--- STORED DATA ---

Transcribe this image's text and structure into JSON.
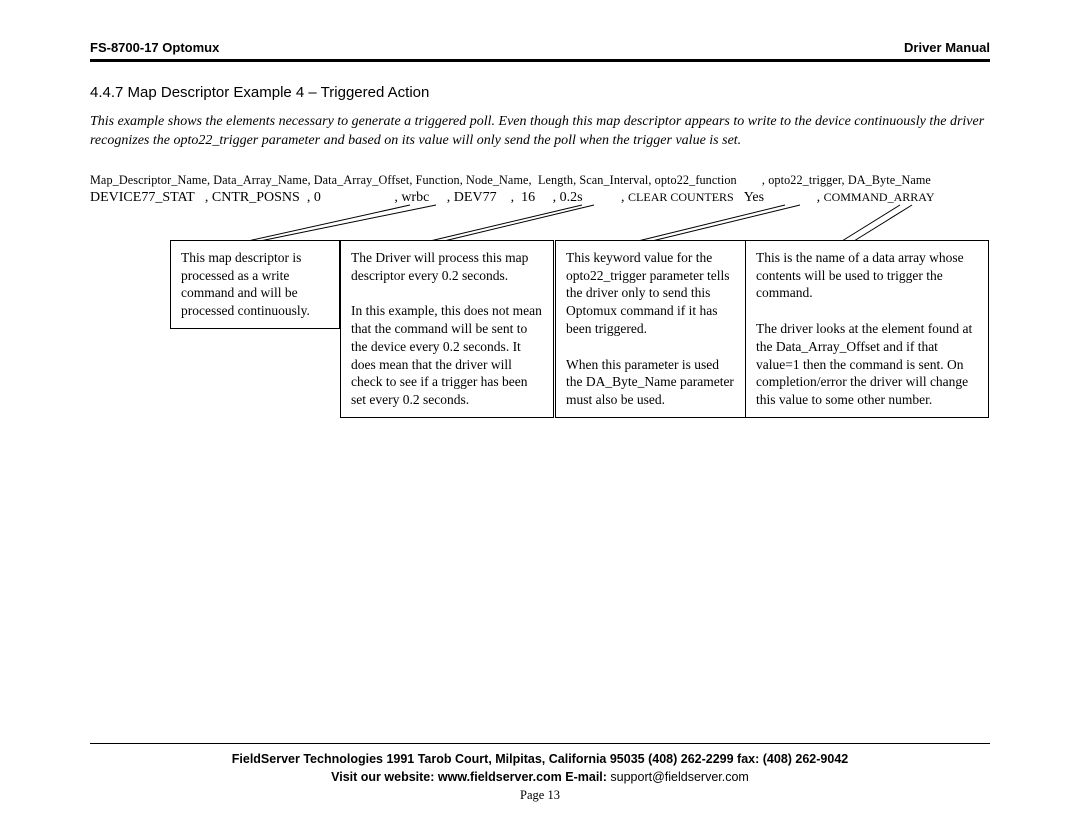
{
  "header": {
    "left": "FS-8700-17 Optomux",
    "right": "Driver Manual"
  },
  "section": {
    "title": "4.4.7   Map Descriptor Example 4 – Triggered Action",
    "intro": "This example shows the elements necessary to generate a triggered poll. Even though this map descriptor appears to write to the device continuously the driver recognizes the opto22_trigger parameter and based on its value will only send the poll when the trigger value is set."
  },
  "csv": {
    "header_line": "Map_Descriptor_Name, Data_Array_Name, Data_Array_Offset, Function, Node_Name,  Length, Scan_Interval, opto22_function        , opto22_trigger, DA_Byte_Name",
    "value_parts": {
      "a": "DEVICE77_STAT   , CNTR_POSNS  , 0                     , wrbc     , DEV77    ,  16     , 0.2s           , ",
      "b": "CLEAR COUNTERS",
      "c": "   Yes               , ",
      "d": "COMMAND_ARRAY"
    }
  },
  "callouts": {
    "box1": "This map descriptor is processed as a write command and will be processed continuously.",
    "box2a": "The Driver will process this map descriptor every 0.2 seconds.",
    "box2b": "In this example, this does not mean that the command will be sent to the device every 0.2 seconds. It does mean that the driver will check to see if a trigger has been set every 0.2 seconds.",
    "box3a": "This  keyword value for the opto22_trigger parameter tells the driver only to send this Optomux command if it has been triggered.",
    "box3b": "When this parameter is used the DA_Byte_Name parameter must also be used.",
    "box4a": "This is the name of a data array whose contents will be used to trigger the command.",
    "box4b": "The driver looks at the element found at the Data_Array_Offset and if that value=1 then the command is sent. On completion/error the driver will change this value to some other number."
  },
  "footer": {
    "line1": "FieldServer Technologies 1991 Tarob Court, Milpitas, California 95035 (408) 262-2299 fax: (408) 262-9042",
    "line2_prefix": "Visit our website: www.fieldserver.com         E-mail:",
    "line2_email": "  support@fieldserver.com",
    "page": "Page 13"
  }
}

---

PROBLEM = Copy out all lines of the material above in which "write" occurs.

OUTPUT FOR THIS EXERCISE =
    "intro": "This example shows the elements necessary to generate a triggered poll. Even though this map descriptor appears to write to the device continuously the driver recognizes the opto22_trigger parameter and based on its value will only send the poll when the trigger value is set."
    "box1": "This map descriptor is processed as a write command and will be processed continuously.",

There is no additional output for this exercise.